These terms are often associated with changes in climate patterns and can have significant impacts on ecosystems, water availability, and human societies. Here’s an explanation of both terms:
What is the Pluvial and Interpluvial
Pluvials refer to periods of relatively high and prolonged rainfall in a specific area. During pluvials, regions that are typically arid or semi-arid experience increased precipitation, resulting in the expansion of water bodies, vegetation growth, and enhanced ecological productivity. Pluvials can lead to the filling of lakes, the growth of grasslands, and the establishment of habitats for various flora and fauna.
Effects of Pluvials:
- Expansion of water bodies:
Lakes, rivers, and wetlands can expand in size and volume due to increased rainfall, providing habitats for aquatic life.
- Vegetation growth:
Enhanced rainfall can promote the growth of vegetation, leading to the development of grasslands, forests, and other plant communities.
- Impact on ecosystems:
Pluvials can lead to shifts in biodiversity as new habitats form and species adapt to changing conditions.
- Human impact:
Pluvials can provide more favourable conditions for agriculture and settlement, potentially leading to increased human populations.
Interpluvials, also known as arid intervals or dry periods, refer to periods of reduced rainfall in a region that typically receives more precipitation. These periods can result in the contraction of water bodies, the drying up of rivers, and a decrease in vegetation cover. Interpluvials can lead to drought conditions, impacting both ecosystems and human societies.
Effects of Interpluvials:
- Reduced water availability:
Rivers, lakes, and other water sources can shrink or even dry up, affecting aquatic life and water supply for humans.
- Vegetation stress:
Reduced rainfall can lead to decreased plant growth, impacting grazing animals and wildlife that rely on vegetation for food and habitat.
- Soil degradation:
Drier conditions can result in soil erosion and reduced soil fertility, affecting agricultural productivity.
- Human challenges:
Interpluvials can lead to food scarcity, water shortages, and challenges for human populations that rely on agriculture and natural resources.
Both pluvials and interpluvials are important factors in understanding the dynamics of past climates and their influence on ecosystems and human societies.
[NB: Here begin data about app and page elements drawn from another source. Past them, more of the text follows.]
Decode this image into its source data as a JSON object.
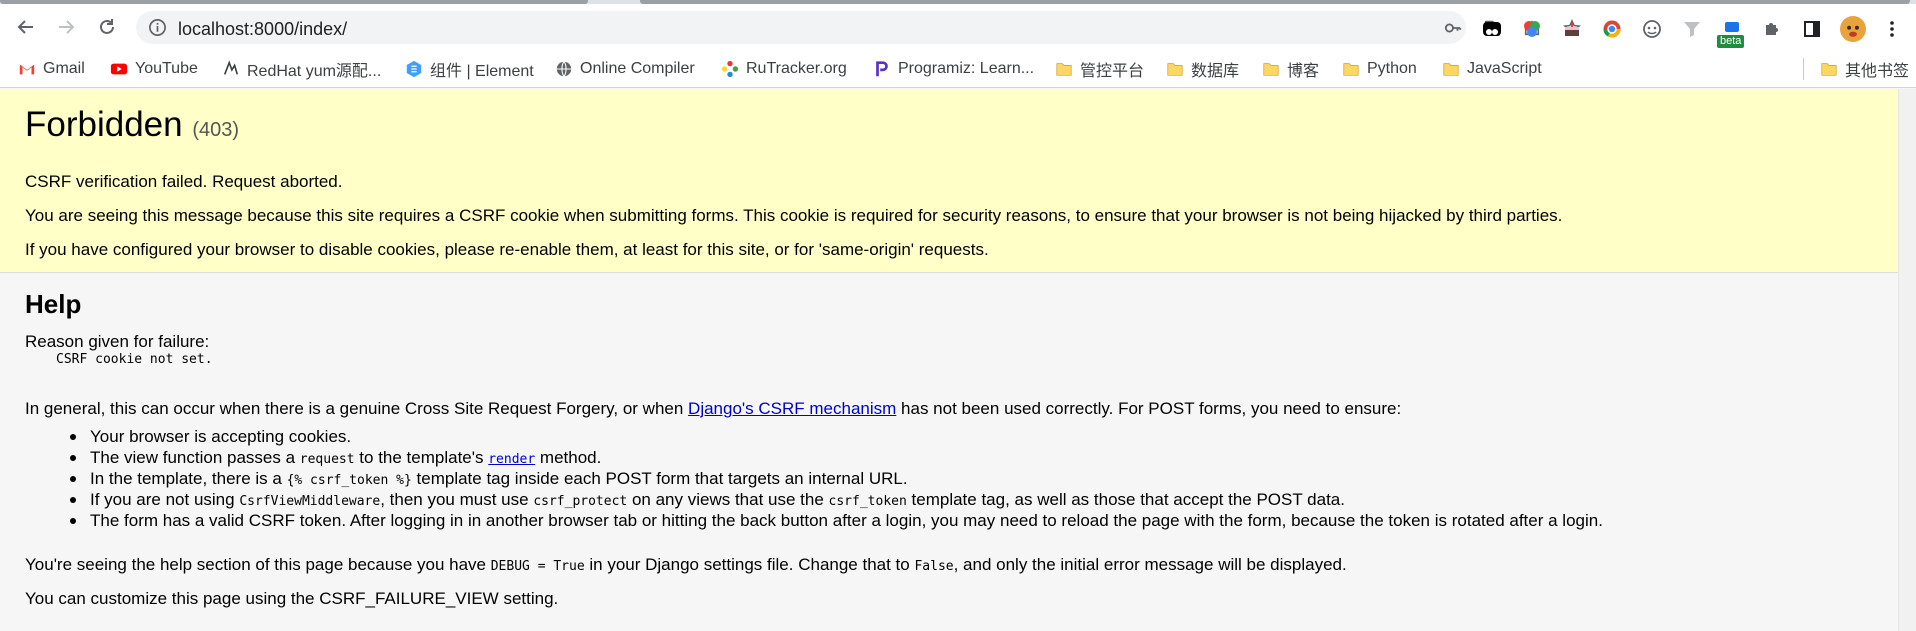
{
  "browser": {
    "url": "localhost:8000/index/",
    "extension_badge": "beta",
    "bookmarks": [
      {
        "label": "Gmail",
        "icon": "gmail-icon"
      },
      {
        "label": "YouTube",
        "icon": "youtube-icon"
      },
      {
        "label": "RedHat yum源配...",
        "icon": "redhat-icon"
      },
      {
        "label": "组件 | Element",
        "icon": "element-icon"
      },
      {
        "label": "Online Compiler",
        "icon": "globe-icon"
      },
      {
        "label": "RuTracker.org",
        "icon": "rutracker-icon"
      },
      {
        "label": "Programiz: Learn...",
        "icon": "programiz-icon"
      },
      {
        "label": "管控平台",
        "icon": "folder-icon"
      },
      {
        "label": "数据库",
        "icon": "folder-icon"
      },
      {
        "label": "博客",
        "icon": "folder-icon"
      },
      {
        "label": "Python",
        "icon": "folder-icon"
      },
      {
        "label": "JavaScript",
        "icon": "folder-icon"
      },
      {
        "label": "其他书签",
        "icon": "folder-icon"
      }
    ]
  },
  "error": {
    "title": "Forbidden",
    "code": "(403)",
    "message": "CSRF verification failed. Request aborted.",
    "explanation": "You are seeing this message because this site requires a CSRF cookie when submitting forms. This cookie is required for security reasons, to ensure that your browser is not being hijacked by third parties.",
    "cookies_hint": "If you have configured your browser to disable cookies, please re-enable them, at least for this site, or for 'same-origin' requests."
  },
  "help": {
    "heading": "Help",
    "reason_label": "Reason given for failure:",
    "reason": "CSRF cookie not set.",
    "general_before": "In general, this can occur when there is a genuine Cross Site Request Forgery, or when ",
    "general_link": "Django's CSRF mechanism",
    "general_after": " has not been used correctly. For POST forms, you need to ensure:",
    "tips": {
      "t1": "Your browser is accepting cookies.",
      "t2_a": "The view function passes a ",
      "t2_code": "request",
      "t2_b": " to the template's ",
      "t2_link": "render",
      "t2_c": " method.",
      "t3_a": "In the template, there is a ",
      "t3_code": "{% csrf_token %}",
      "t3_b": " template tag inside each POST form that targets an internal URL.",
      "t4_a": "If you are not using ",
      "t4_code1": "CsrfViewMiddleware",
      "t4_b": ", then you must use ",
      "t4_code2": "csrf_protect",
      "t4_c": " on any views that use the ",
      "t4_code3": "csrf_token",
      "t4_d": " template tag, as well as those that accept the POST data.",
      "t5": "The form has a valid CSRF token. After logging in in another browser tab or hitting the back button after a login, you may need to reload the page with the form, because the token is rotated after a login."
    },
    "debug_a": "You're seeing the help section of this page because you have ",
    "debug_code1": "DEBUG = True",
    "debug_b": " in your Django settings file. Change that to ",
    "debug_code2": "False",
    "debug_c": ", and only the initial error message will be displayed.",
    "customize": "You can customize this page using the CSRF_FAILURE_VIEW setting."
  },
  "colors": {
    "summary_bg": "#ffffc8",
    "page_bg": "#f6f6f6",
    "link": "#0000cc"
  }
}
The study of these climatic variations helps researchers piece together the history of environmental changes and their implications for Earth’s natural systems.